## TASK:
Copy every line of the records exactly, without including the images.

[Saved data entries]
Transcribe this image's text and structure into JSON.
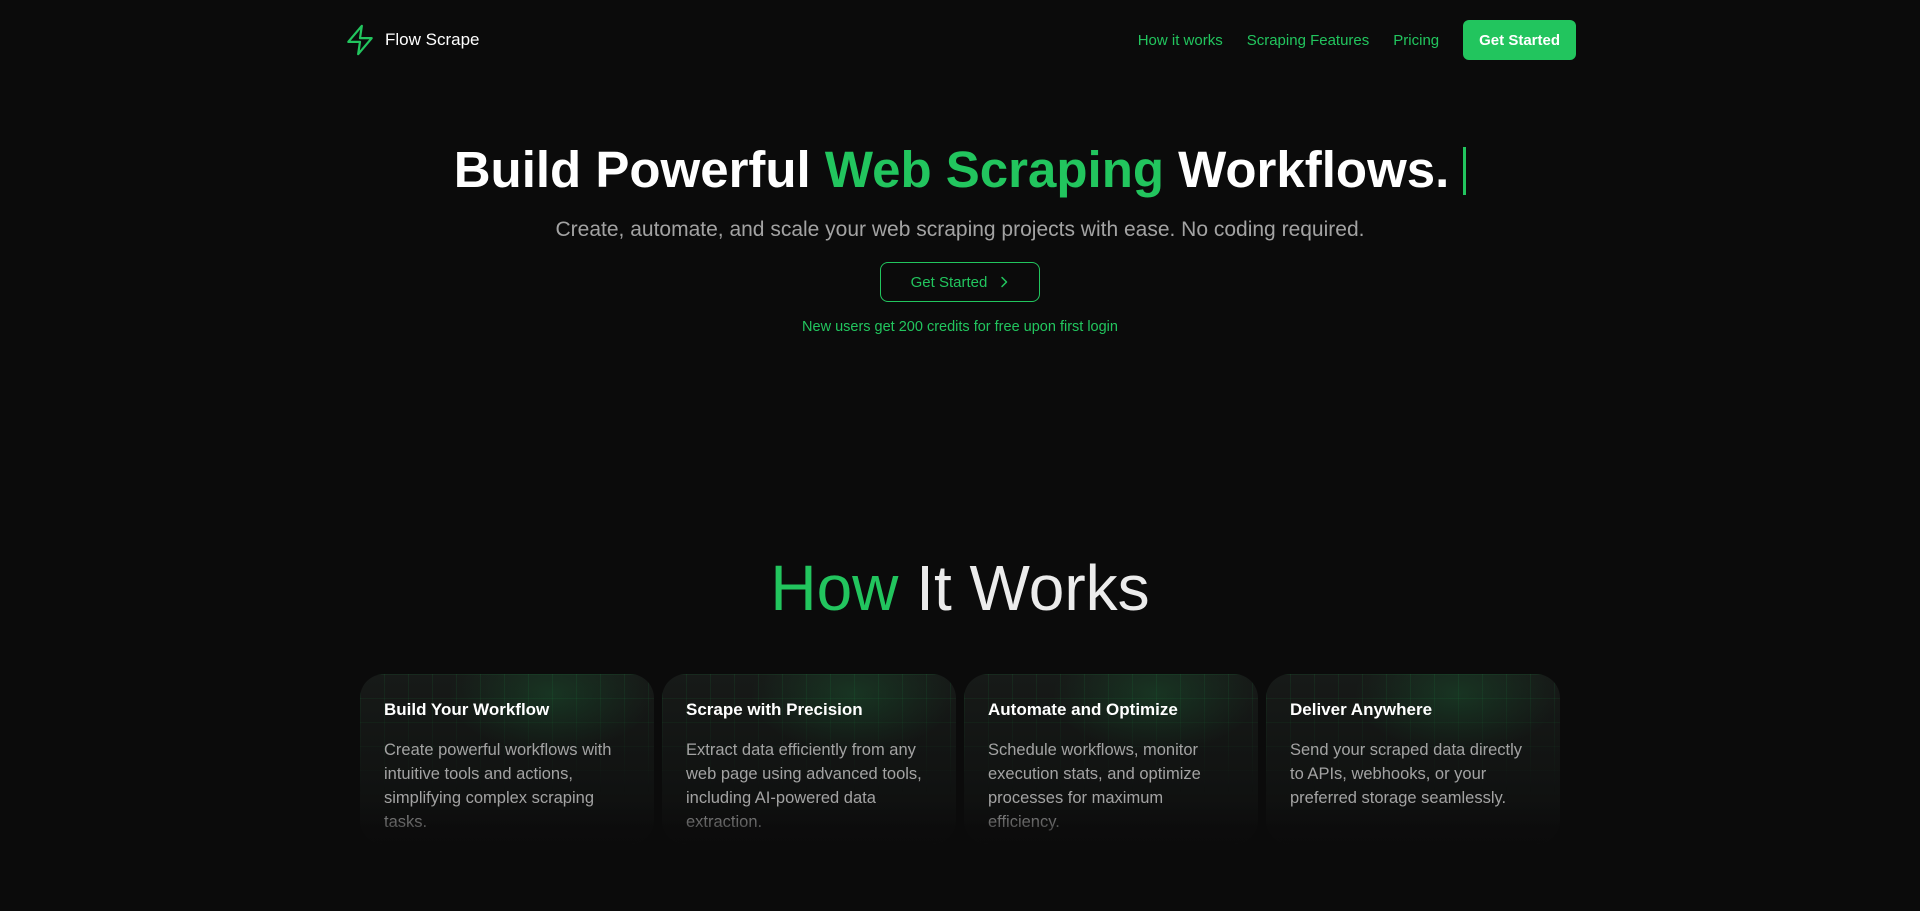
{
  "colors": {
    "accent": "#22c55e",
    "background": "#0b0b0b",
    "muted_text": "#a3a3a3"
  },
  "header": {
    "brand_name": "Flow Scrape",
    "brand_icon": "lightning-bolt-icon",
    "nav": [
      {
        "label": "How it works"
      },
      {
        "label": "Scraping Features"
      },
      {
        "label": "Pricing"
      }
    ],
    "cta_label": "Get Started"
  },
  "hero": {
    "title_part1": "Build Powerful ",
    "title_highlight": "Web Scraping",
    "title_part2": " Workflows.",
    "subtitle": "Create, automate, and scale your web scraping projects with ease. No coding required.",
    "cta_label": "Get Started",
    "cta_icon": "chevron-right-icon",
    "note": "New users get 200 credits for free upon first login"
  },
  "how_it_works": {
    "title_highlight": "How",
    "title_rest": " It Works",
    "cards": [
      {
        "title": "Build Your Workflow",
        "description": "Create powerful workflows with intuitive tools and actions, simplifying complex scraping tasks."
      },
      {
        "title": "Scrape with Precision",
        "description": "Extract data efficiently from any web page using advanced tools, including AI-powered data extraction."
      },
      {
        "title": "Automate and Optimize",
        "description": "Schedule workflows, monitor execution stats, and optimize processes for maximum efficiency."
      },
      {
        "title": "Deliver Anywhere",
        "description": "Send your scraped data directly to APIs, webhooks, or your preferred storage seamlessly."
      }
    ]
  }
}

## RESPONSE TO THIS EXERCISE:
Transcribe this image's text and structure into JSON.
{
  "colors": {
    "accent": "#22c55e",
    "background": "#0b0b0b",
    "muted_text": "#a3a3a3"
  },
  "header": {
    "brand_name": "Flow Scrape",
    "brand_icon": "lightning-bolt-icon",
    "nav": [
      {
        "label": "How it works"
      },
      {
        "label": "Scraping Features"
      },
      {
        "label": "Pricing"
      }
    ],
    "cta_label": "Get Started"
  },
  "hero": {
    "title_part1": "Build Powerful ",
    "title_highlight": "Web Scraping",
    "title_part2": " Workflows.",
    "subtitle": "Create, automate, and scale your web scraping projects with ease. No coding required.",
    "cta_label": "Get Started",
    "cta_icon": "chevron-right-icon",
    "note": "New users get 200 credits for free upon first login"
  },
  "how_it_works": {
    "title_highlight": "How",
    "title_rest": " It Works",
    "cards": [
      {
        "title": "Build Your Workflow",
        "description": "Create powerful workflows with intuitive tools and actions, simplifying complex scraping tasks."
      },
      {
        "title": "Scrape with Precision",
        "description": "Extract data efficiently from any web page using advanced tools, including AI-powered data extraction."
      },
      {
        "title": "Automate and Optimize",
        "description": "Schedule workflows, monitor execution stats, and optimize processes for maximum efficiency."
      },
      {
        "title": "Deliver Anywhere",
        "description": "Send your scraped data directly to APIs, webhooks, or your preferred storage seamlessly."
      }
    ]
  }
}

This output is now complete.